EXERCISE OBJECTIVE: Report every line in the records below that holds the word "color".

::::::::::

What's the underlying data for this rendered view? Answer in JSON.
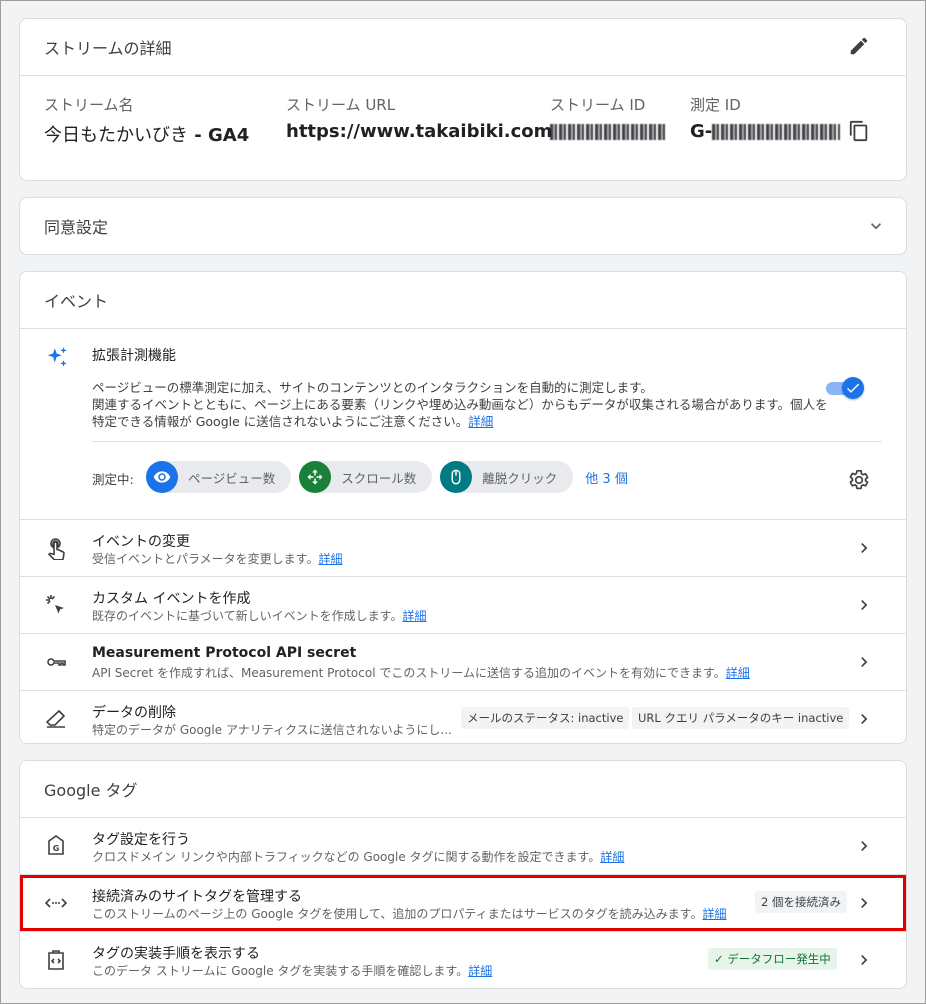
{
  "stream_details": {
    "title": "ストリームの詳細",
    "name_label": "ストリーム名",
    "name_value": "今日もたかいびき",
    "name_suffix": " - GA4",
    "url_label": "ストリーム URL",
    "url_value": "https://www.takaibiki.com",
    "id_label": "ストリーム ID",
    "measurement_id_label": "測定 ID",
    "measurement_id_prefix": "G-"
  },
  "consent": {
    "title": "同意設定"
  },
  "events": {
    "title": "イベント",
    "enhanced": {
      "title": "拡張計測機能",
      "desc_line1": "ページビューの標準測定に加え、サイトのコンテンツとのインタラクションを自動的に測定します。",
      "desc_line2": "関連するイベントとともに、ページ上にある要素（リンクや埋め込み動画など）からもデータが収集される場合があります。個人を",
      "desc_line3": "特定できる情報が Google に送信されないようにご注意ください。",
      "details_link": "詳細",
      "toggle_on": true,
      "measuring_label": "測定中:",
      "chips": [
        {
          "label": "ページビュー数",
          "icon": "eye-icon",
          "color": "#1a73e8"
        },
        {
          "label": "スクロール数",
          "icon": "scroll-icon",
          "color": "#188038"
        },
        {
          "label": "離脱クリック",
          "icon": "mouse-icon",
          "color": "#007b83"
        }
      ],
      "more": "他 3 個"
    },
    "rows": [
      {
        "title": "イベントの変更",
        "sub": "受信イベントとパラメータを変更します。",
        "link": "詳細"
      },
      {
        "title": "カスタム イベントを作成",
        "sub": "既存のイベントに基づいて新しいイベントを作成します。",
        "link": "詳細"
      },
      {
        "title": "Measurement Protocol API secret",
        "sub": "API Secret を作成すれば、Measurement Protocol でこのストリームに送信する追加のイベントを有効にできます。",
        "link": "詳細"
      },
      {
        "title": "データの削除",
        "sub": "特定のデータが Google アナリティクスに送信されないようにし...",
        "pill1": "メールのステータス: inactive",
        "pill2": "URL クエリ パラメータのキー inactive"
      }
    ]
  },
  "google_tag": {
    "title": "Google タグ",
    "rows": [
      {
        "title": "タグ設定を行う",
        "sub": "クロスドメイン リンクや内部トラフィックなどの Google タグに関する動作を設定できます。",
        "link": "詳細"
      },
      {
        "title": "接続済みのサイトタグを管理する",
        "sub": "このストリームのページ上の Google タグを使用して、追加のプロパティまたはサービスのタグを読み込みます。",
        "link": "詳細",
        "pill": "2 個を接続済み"
      },
      {
        "title": "タグの実装手順を表示する",
        "sub": "このデータ ストリームに Google タグを実装する手順を確認します。",
        "link": "詳細",
        "pill": "✓ データフロー発生中"
      }
    ]
  }
}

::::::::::

TASK SOLUTION:
          "color": "#1a73e8"
          "color": "#188038"
          "color": "#007b83"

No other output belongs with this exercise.